=== Materials provided ===
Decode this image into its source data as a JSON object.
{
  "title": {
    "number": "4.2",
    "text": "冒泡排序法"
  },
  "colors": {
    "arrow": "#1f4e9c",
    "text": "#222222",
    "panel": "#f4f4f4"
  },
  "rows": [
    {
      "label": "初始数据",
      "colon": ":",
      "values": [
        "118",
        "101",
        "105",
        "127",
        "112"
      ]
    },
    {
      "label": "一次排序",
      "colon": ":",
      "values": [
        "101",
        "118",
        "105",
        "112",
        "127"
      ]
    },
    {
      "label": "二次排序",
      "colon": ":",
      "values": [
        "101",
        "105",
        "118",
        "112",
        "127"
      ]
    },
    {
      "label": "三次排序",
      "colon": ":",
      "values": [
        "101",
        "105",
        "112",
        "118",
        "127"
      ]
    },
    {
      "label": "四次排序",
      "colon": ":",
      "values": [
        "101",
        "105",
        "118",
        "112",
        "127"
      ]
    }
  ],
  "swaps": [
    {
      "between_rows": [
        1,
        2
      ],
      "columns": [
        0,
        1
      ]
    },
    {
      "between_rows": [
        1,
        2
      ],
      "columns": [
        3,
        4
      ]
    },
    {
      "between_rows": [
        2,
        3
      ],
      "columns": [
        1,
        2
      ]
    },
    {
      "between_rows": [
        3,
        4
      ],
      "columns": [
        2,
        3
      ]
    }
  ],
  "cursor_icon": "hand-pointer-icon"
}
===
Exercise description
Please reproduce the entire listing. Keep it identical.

Response below
Decode this image into its source data as a JSON object.
{
  "title": {
    "number": "4.2",
    "text": "冒泡排序法"
  },
  "colors": {
    "arrow": "#1f4e9c",
    "text": "#222222",
    "panel": "#f4f4f4"
  },
  "rows": [
    {
      "label": "初始数据",
      "colon": ":",
      "values": [
        "118",
        "101",
        "105",
        "127",
        "112"
      ]
    },
    {
      "label": "一次排序",
      "colon": ":",
      "values": [
        "101",
        "118",
        "105",
        "112",
        "127"
      ]
    },
    {
      "label": "二次排序",
      "colon": ":",
      "values": [
        "101",
        "105",
        "118",
        "112",
        "127"
      ]
    },
    {
      "label": "三次排序",
      "colon": ":",
      "values": [
        "101",
        "105",
        "112",
        "118",
        "127"
      ]
    },
    {
      "label": "四次排序",
      "colon": ":",
      "values": [
        "101",
        "105",
        "118",
        "112",
        "127"
      ]
    }
  ],
  "swaps": [
    {
      "between_rows": [
        1,
        2
      ],
      "columns": [
        0,
        1
      ]
    },
    {
      "between_rows": [
        1,
        2
      ],
      "columns": [
        3,
        4
      ]
    },
    {
      "between_rows": [
        2,
        3
      ],
      "columns": [
        1,
        2
      ]
    },
    {
      "between_rows": [
        3,
        4
      ],
      "columns": [
        2,
        3
      ]
    }
  ],
  "cursor_icon": "hand-pointer-icon"
}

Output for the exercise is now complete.